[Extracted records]
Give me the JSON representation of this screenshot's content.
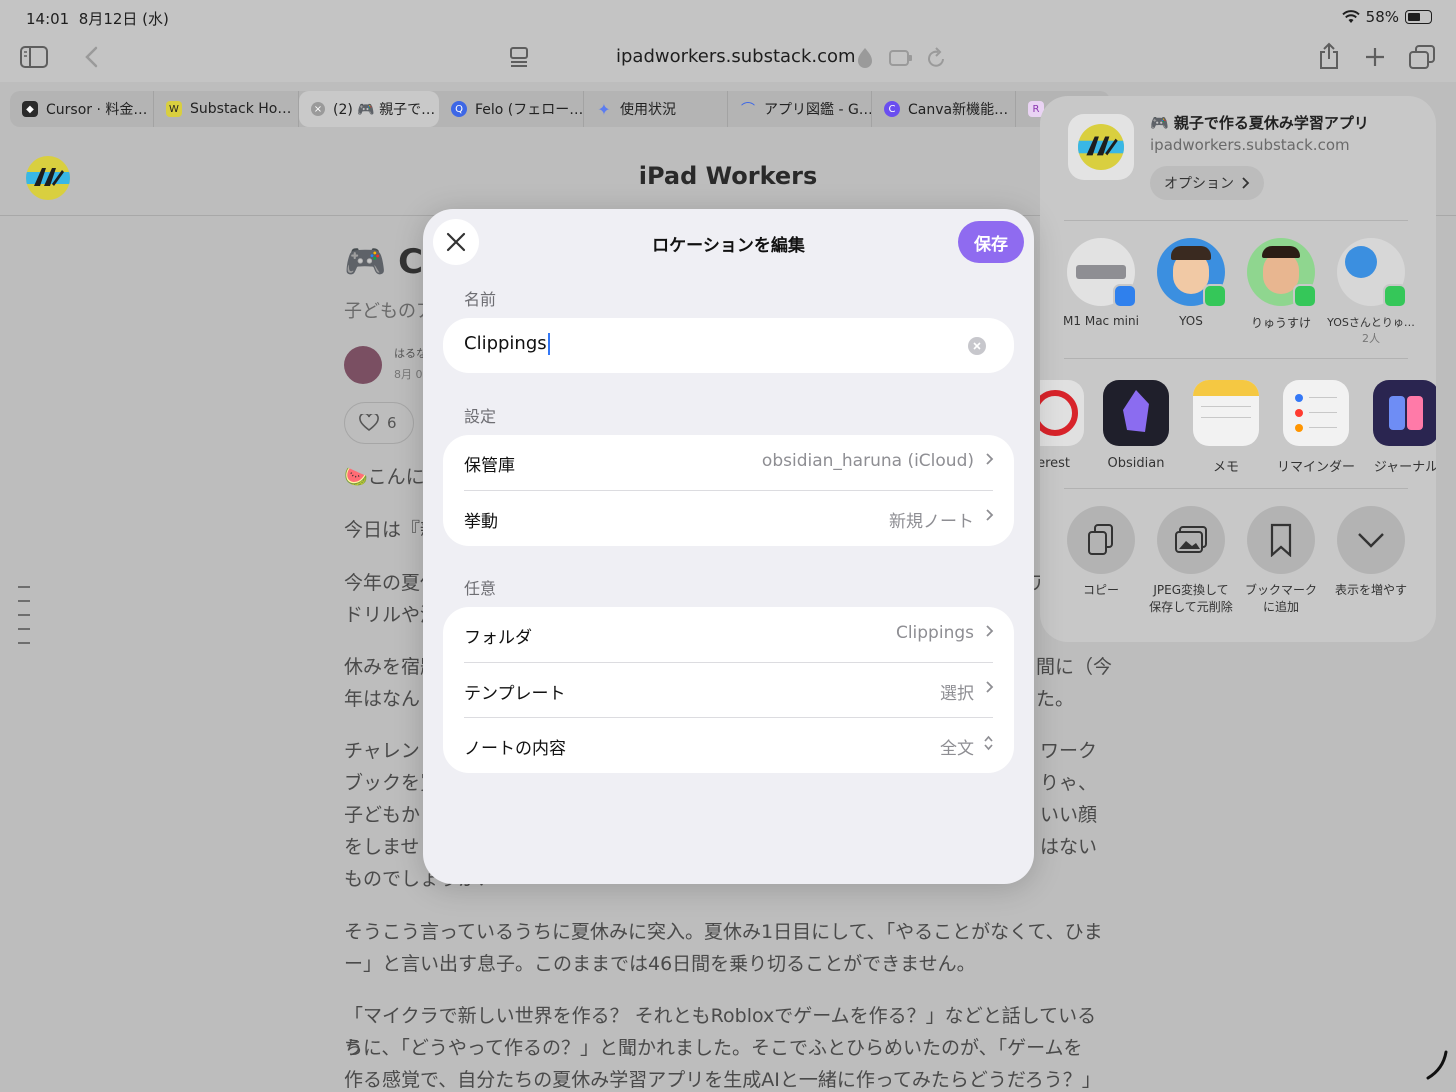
{
  "status_bar": {
    "time": "14:01",
    "date": "8月12日 (水)",
    "battery": "58%",
    "battery_level": 0.58
  },
  "toolbar": {
    "url": "ipadworkers.substack.com"
  },
  "tabs": [
    {
      "label": "Cursor · 料金…"
    },
    {
      "label": "Substack Ho…"
    },
    {
      "label": "(2) 🎮 親子で…"
    },
    {
      "label": "Felo (フェロー…"
    },
    {
      "label": "使用状況"
    },
    {
      "label": "アプリ図鑑 - G…"
    },
    {
      "label": "Canva新機能…"
    },
    {
      "label": "R"
    }
  ],
  "page": {
    "site_title": "iPad Workers",
    "article_title_fragment": "🎮 Ch",
    "subtitle_fragment": "子どものア",
    "author_fragment": "はるな",
    "date_fragment": "8月 0",
    "likes": "6",
    "p1": "🍉こんに",
    "p2": "今日は『親",
    "p3a": "今年の夏休",
    "p3b": "ドリルや漢",
    "p3r": "ア",
    "p4a": "休みを宿題",
    "p4a_r": "間に（今",
    "p4b": "年はなん",
    "p4b_r": "た。",
    "p5a": "チャレン",
    "p5a_r": "ワーク",
    "p5b": "ブックを買",
    "p5b_r": "りゃ、",
    "p5c": "子どもか",
    "p5c_r": "いい顔",
    "p5d": "をしませ",
    "p5d_r": "はない",
    "p5e": "ものでしょうか？",
    "p6a": "そうこう言っているうちに夏休みに突入。夏休み1日目にして、「やることがなくて、ひま",
    "p6b": "ー」と言い出す息子。このままでは46日間を乗り切ることができません。",
    "p7a": "「マイクラで新しい世界を作る？ それともRobloxでゲームを作る？」などと話しているう",
    "p7b": "ちに、「どうやって作るの？」と聞かれました。そこでふとひらめいたのが、「ゲームを",
    "p7c": "作る感覚で、自分たちの夏休み学習アプリを生成AIと一緒に作ってみたらどうだろう？」と"
  },
  "share_sheet": {
    "title": "🎮 親子で作る夏休み学習アプリ",
    "subtitle": "ipadworkers.substack.com",
    "options_label": "オプション",
    "people": [
      {
        "name": "M1 Mac mini",
        "note": ""
      },
      {
        "name": "YOS",
        "note": ""
      },
      {
        "name": "りゅうすけ",
        "note": ""
      },
      {
        "name": "YOSさんとりゅ…",
        "note": "2人"
      }
    ],
    "apps": [
      {
        "name": "terest"
      },
      {
        "name": "Obsidian"
      },
      {
        "name": "メモ"
      },
      {
        "name": "リマインダー"
      },
      {
        "name": "ジャーナル"
      }
    ],
    "actions": [
      {
        "line1": "コピー",
        "line2": ""
      },
      {
        "line1": "JPEG変換して",
        "line2": "保存して元削除"
      },
      {
        "line1": "ブックマーク",
        "line2": "に追加"
      },
      {
        "line1": "表示を増やす",
        "line2": ""
      }
    ]
  },
  "modal": {
    "title": "ロケーションを編集",
    "save_label": "保存",
    "name_section": "名前",
    "name_value": "Clippings",
    "settings_section": "設定",
    "vault_label": "保管庫",
    "vault_value": "obsidian_haruna (iCloud)",
    "behavior_label": "挙動",
    "behavior_value": "新規ノート",
    "optional_section": "任意",
    "folder_label": "フォルダ",
    "folder_value": "Clippings",
    "template_label": "テンプレート",
    "template_value": "選択",
    "content_label": "ノートの内容",
    "content_value": "全文"
  },
  "colors": {
    "accent": "#8f6bf0",
    "message_green": "#35c759"
  }
}
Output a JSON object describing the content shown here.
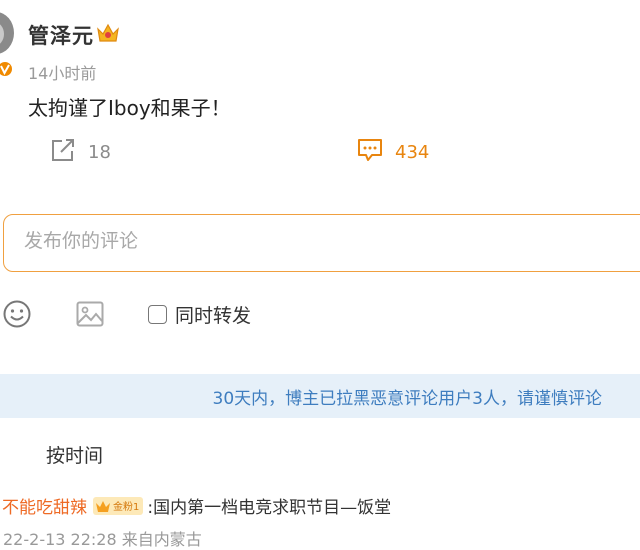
{
  "post": {
    "username": "管泽元",
    "timestamp": "14小时前",
    "text": "太拘谨了Iboy和果子！",
    "share_count": "18",
    "comment_count": "434"
  },
  "composer": {
    "placeholder": "发布你的评论",
    "repost_label": "同时转发"
  },
  "notice": "30天内，博主已拉黑恶意评论用户3人，请谨慎评论",
  "sort_label": "按时间",
  "comments": [
    {
      "user": "不能吃甜辣",
      "fan_badge": "金粉1",
      "text": ":国内第一档电竞求职节目—饭堂",
      "meta": "22-2-13 22:28 来自内蒙古"
    }
  ],
  "colors": {
    "accent": "#e8850f",
    "notice_bg": "#e6f0f9",
    "notice_text": "#3e7dbf",
    "comment_user": "#ee6a25"
  },
  "icons": [
    "crown-icon",
    "verified-icon",
    "share-icon",
    "comment-icon",
    "emoji-icon",
    "image-icon"
  ]
}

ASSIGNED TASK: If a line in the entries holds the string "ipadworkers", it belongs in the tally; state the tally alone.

RESPONSE BELOW: 2